English family of artists of Danish descent. The earliest member active in England was Sefferien Alken (1717–82), who was a wood-carver, gilder and stone-carver employed by William Chambers. His son (1) Samuel Alken was an engraver. Four of Samuel Alken’s sons, Samuel Alken (1784–c. 1825), (2) Henry (Thomas) Alken, George Alken (c. 1794–?1837) and Sefferien John Alken (1796–1857), were sporting artists. In the next generation Henry Alken’s sons Samuel Henry (Gordon) Alken (1810–94), known as Henry Alken junior, and Sefferien Alken (1821–73) were also artists.

Gunnis F. Siltzer: The Story of British Sporting Prints (London, 1928, rev. 1979) S. Mitchell: The Dictionary of Equestrian Artists (Woodbridge, 1985)

David Alexander

(b London, Oct 22, 1756; bur; London, Nov 9, 1815).

Engraver.
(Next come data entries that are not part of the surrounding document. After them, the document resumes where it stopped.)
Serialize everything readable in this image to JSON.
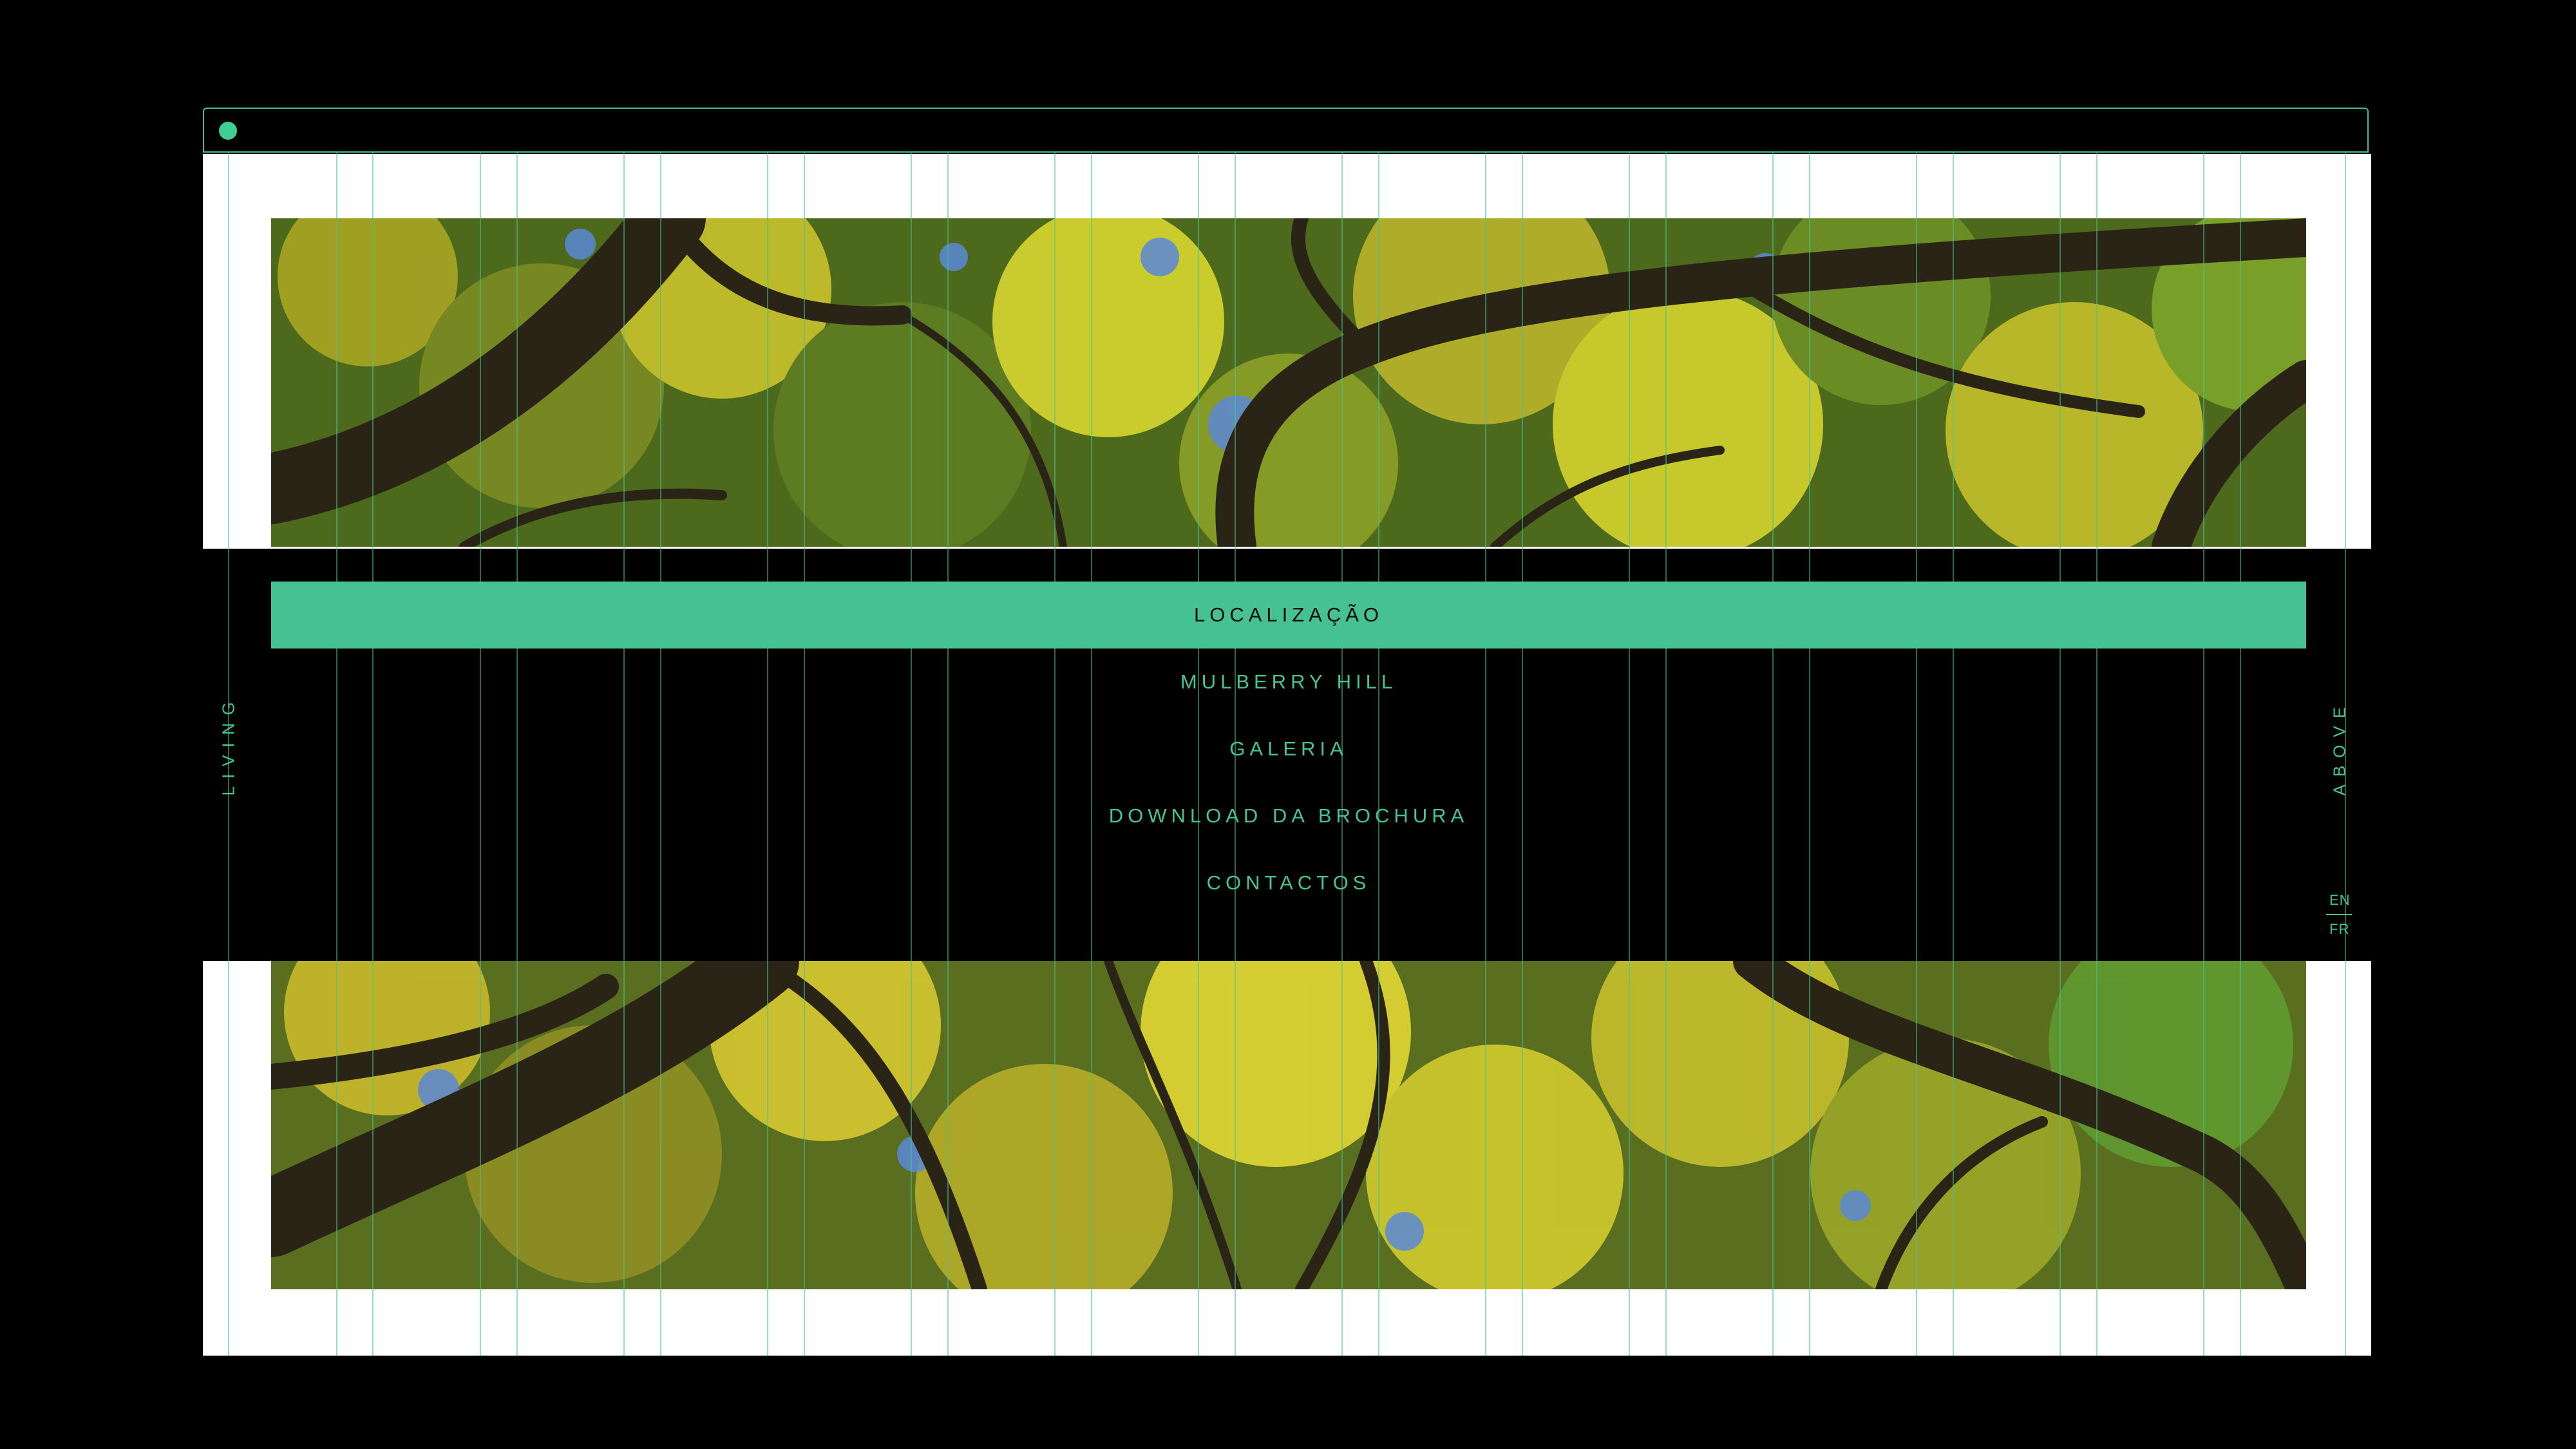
{
  "browser": {
    "dot_color": "#3fcf92"
  },
  "nav": {
    "items": [
      {
        "label": "LOCALIZAÇÃO",
        "active": true
      },
      {
        "label": "MULBERRY HILL",
        "active": false
      },
      {
        "label": "GALERIA",
        "active": false
      },
      {
        "label": "DOWNLOAD DA BROCHURA",
        "active": false
      },
      {
        "label": "CONTACTOS",
        "active": false
      }
    ]
  },
  "side": {
    "left_word": "LIVING",
    "right_word": "ABOVE"
  },
  "languages": {
    "en": "EN",
    "fr": "FR"
  },
  "colors": {
    "accent": "#46c194",
    "background": "#000000",
    "frame": "#ffffff"
  }
}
He entered the Royal Academy Schools, London, as a sculptor in 1772. In 1779...